  • The Fourth Amendment. This Amendment protects defendants from unreasonable searches and seizures. It requires probable cause for a warrant.
  • The Fifth Amendment. This Amendment:
    • Requires a presentment or grand jury indictment for a capital crime (with some exceptions)
    • Protects defendants from double jeopardy for the same offense
    • Protects defendants from being forced to be a witness against himself/herself
    • Requires due process of law
  • The Sixth Amendment.
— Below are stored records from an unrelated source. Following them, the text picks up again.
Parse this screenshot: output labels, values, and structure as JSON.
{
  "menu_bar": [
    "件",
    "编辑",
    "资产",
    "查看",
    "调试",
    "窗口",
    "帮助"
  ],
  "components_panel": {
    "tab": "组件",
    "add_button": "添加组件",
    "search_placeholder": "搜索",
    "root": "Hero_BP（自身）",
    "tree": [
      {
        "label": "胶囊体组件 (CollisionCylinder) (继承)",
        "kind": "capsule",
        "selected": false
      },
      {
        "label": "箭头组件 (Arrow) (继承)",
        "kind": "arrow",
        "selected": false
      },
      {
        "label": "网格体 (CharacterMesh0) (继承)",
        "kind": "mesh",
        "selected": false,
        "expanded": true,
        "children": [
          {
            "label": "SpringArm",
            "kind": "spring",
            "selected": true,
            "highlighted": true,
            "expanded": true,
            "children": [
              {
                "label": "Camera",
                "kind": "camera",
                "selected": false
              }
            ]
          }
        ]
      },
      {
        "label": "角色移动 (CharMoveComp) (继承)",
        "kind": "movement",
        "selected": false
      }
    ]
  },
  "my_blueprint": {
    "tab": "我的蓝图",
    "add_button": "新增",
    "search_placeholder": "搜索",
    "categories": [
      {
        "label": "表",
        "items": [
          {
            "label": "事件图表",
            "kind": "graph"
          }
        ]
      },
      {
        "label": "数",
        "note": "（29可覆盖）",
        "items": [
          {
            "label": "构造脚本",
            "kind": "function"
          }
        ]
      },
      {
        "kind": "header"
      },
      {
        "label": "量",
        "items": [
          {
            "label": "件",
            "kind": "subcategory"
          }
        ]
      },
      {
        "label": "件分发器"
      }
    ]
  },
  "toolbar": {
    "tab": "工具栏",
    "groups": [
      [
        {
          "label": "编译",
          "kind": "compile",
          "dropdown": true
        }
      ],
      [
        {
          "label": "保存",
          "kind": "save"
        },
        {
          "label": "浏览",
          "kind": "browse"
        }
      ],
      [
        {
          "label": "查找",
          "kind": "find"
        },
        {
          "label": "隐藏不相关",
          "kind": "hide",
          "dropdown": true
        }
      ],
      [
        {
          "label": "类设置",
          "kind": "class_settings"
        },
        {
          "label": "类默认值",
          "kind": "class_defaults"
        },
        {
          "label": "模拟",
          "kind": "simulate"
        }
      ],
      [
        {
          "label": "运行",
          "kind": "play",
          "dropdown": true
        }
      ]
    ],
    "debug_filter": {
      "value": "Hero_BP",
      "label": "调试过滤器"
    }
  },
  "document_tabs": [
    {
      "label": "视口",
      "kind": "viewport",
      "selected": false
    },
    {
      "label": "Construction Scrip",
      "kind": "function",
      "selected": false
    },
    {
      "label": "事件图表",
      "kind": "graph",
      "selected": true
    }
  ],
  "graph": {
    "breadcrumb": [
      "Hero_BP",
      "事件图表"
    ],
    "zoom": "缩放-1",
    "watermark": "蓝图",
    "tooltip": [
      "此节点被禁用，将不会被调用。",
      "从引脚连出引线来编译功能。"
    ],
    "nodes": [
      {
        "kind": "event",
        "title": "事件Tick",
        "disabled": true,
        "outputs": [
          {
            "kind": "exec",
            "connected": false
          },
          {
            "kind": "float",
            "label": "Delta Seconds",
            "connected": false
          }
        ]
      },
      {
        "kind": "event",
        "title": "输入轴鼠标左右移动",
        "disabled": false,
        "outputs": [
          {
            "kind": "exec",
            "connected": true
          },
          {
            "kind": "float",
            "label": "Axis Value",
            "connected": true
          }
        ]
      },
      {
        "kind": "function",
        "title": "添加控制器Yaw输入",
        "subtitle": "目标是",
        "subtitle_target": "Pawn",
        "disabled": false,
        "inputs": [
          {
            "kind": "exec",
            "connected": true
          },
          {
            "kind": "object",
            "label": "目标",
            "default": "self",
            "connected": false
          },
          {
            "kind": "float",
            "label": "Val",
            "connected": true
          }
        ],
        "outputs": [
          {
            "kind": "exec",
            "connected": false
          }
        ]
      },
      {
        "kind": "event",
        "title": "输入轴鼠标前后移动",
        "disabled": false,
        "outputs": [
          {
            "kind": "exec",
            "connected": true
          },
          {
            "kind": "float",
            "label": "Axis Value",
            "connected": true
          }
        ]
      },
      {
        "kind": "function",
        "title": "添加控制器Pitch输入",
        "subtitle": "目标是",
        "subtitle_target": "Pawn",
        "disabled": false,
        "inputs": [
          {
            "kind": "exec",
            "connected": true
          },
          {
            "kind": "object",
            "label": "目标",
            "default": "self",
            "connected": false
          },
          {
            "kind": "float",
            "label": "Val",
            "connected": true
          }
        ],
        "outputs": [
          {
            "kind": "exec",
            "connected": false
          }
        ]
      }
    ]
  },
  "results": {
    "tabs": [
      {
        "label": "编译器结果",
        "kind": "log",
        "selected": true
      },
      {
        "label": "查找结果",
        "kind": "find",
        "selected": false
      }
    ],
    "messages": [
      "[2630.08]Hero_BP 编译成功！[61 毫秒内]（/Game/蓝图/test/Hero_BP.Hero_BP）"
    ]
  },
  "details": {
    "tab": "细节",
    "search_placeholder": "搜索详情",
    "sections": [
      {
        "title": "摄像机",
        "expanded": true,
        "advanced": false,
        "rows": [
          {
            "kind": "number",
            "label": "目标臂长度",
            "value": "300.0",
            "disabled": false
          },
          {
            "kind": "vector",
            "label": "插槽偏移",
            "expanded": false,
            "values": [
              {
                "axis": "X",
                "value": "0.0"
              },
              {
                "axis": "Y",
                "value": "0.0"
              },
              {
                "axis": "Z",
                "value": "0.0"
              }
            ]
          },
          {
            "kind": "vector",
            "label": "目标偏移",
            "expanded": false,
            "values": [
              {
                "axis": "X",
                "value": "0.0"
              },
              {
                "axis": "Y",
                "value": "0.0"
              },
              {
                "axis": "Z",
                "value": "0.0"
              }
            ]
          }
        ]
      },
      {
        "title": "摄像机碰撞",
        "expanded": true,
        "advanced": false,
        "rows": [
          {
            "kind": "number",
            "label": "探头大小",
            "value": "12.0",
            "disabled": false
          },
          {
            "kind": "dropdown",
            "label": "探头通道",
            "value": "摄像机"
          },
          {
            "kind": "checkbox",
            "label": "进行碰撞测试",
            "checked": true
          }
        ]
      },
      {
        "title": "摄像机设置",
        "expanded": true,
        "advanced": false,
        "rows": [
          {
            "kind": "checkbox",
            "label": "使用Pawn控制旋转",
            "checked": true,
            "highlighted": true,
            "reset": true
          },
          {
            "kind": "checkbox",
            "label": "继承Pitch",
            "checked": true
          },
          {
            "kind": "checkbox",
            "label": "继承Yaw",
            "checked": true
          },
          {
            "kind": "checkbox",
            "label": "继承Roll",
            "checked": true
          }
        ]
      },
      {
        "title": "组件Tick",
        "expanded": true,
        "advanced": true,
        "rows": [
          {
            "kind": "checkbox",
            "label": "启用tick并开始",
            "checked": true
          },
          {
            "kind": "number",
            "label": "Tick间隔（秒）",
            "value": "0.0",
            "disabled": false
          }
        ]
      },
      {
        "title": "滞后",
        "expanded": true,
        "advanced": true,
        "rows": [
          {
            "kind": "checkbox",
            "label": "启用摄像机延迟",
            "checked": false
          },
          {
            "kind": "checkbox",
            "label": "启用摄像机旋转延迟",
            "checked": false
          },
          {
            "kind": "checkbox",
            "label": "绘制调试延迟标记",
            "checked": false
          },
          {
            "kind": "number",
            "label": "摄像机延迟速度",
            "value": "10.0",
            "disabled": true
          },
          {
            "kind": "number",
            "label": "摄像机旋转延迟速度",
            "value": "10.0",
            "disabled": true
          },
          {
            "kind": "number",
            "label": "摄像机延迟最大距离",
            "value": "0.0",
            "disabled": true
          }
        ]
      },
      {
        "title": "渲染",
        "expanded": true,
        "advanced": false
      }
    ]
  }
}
This Amendment requires that:
    • The defendant has a speedy and public trial
    • The trial be by an impartial jury
    • The defendant be told of the nature and cause of the charges
    • The defendant has the right to confront (normally, through cross-examination) the witnesses against him/her
    • The defendant “have compulsory process for obtaining witnesses” in his/her favor
    • The defendant has the assistance of counsel for his defense.

Other Amendments may also apply depending on the charges.

In all criminal cases, including homicide charges:

  • The defendant is presumed innocent
  • The prosecution must prove its case beyond a reasonable doubt

What are the stages of a homicide case in East Tennessee?

Generally, homicide cases begin with the right of the defense to file motions regarding the trial including the exclusion of evidence. The trial itself consists of:

  • Selection of jurors
  • The prosecution’s opening statement
  • The defense’s opening statement
  • The prosecution’s case and cross-examination by the defendant
  • The defense case and cross-examination by the prosecution
  • The prosecution’s rebuttal
  • Closing arguments
  • Deliberation by the jury
  • The verdict
  • A sentencing if the defendant is found guilty
  • Release from custody if the defendant is acquitted

A skilled criminal defense lawyer may appeal any convictions.

Are juveniles charged as adults for homicide?

According to the U.S. Department of Justice, about 920 juveniles were arrested for homicide and non-negligent manslaughter in 2018. Depending on their age, the exact nature of the crime, and their background, they could be charged as adults. But being a minor facing murder charges doesn’t mean anything will be easier; as the Tennessean reports, “Tennessee’s sentencing laws for juveniles convicted of murder… come with the longest mandatory minimum sentence in the nation at 51 years.”

If your son or daughter is arrested for any type of homicide or juvenile crime, our lawyers can look out for his or her best interests.

Skilled criminal law attorneys help you build a strong defense

If you are arrested for homicide, you need serious legal help. At Banks & Jones, we are highly qualified trial attorneys who have a reputation for providing professional defense counsel to those charged with manslaughter, homicide, and murder. Call 865-546-2141 or contact us  to schedule a consultation with one of our experienced Knoxville defense lawyers.

Types of Cases We Handle

Our attorneys handle a variety of cases, including:

AssaultDriving under the influenceDrug crimes
Criminal DefenseJuvenile crimesHomicide
RapeReckless drivingRobbery
TheftWhite collar crimesFelonies vs. Misdemeanors
RapeWhite-Collar Crimes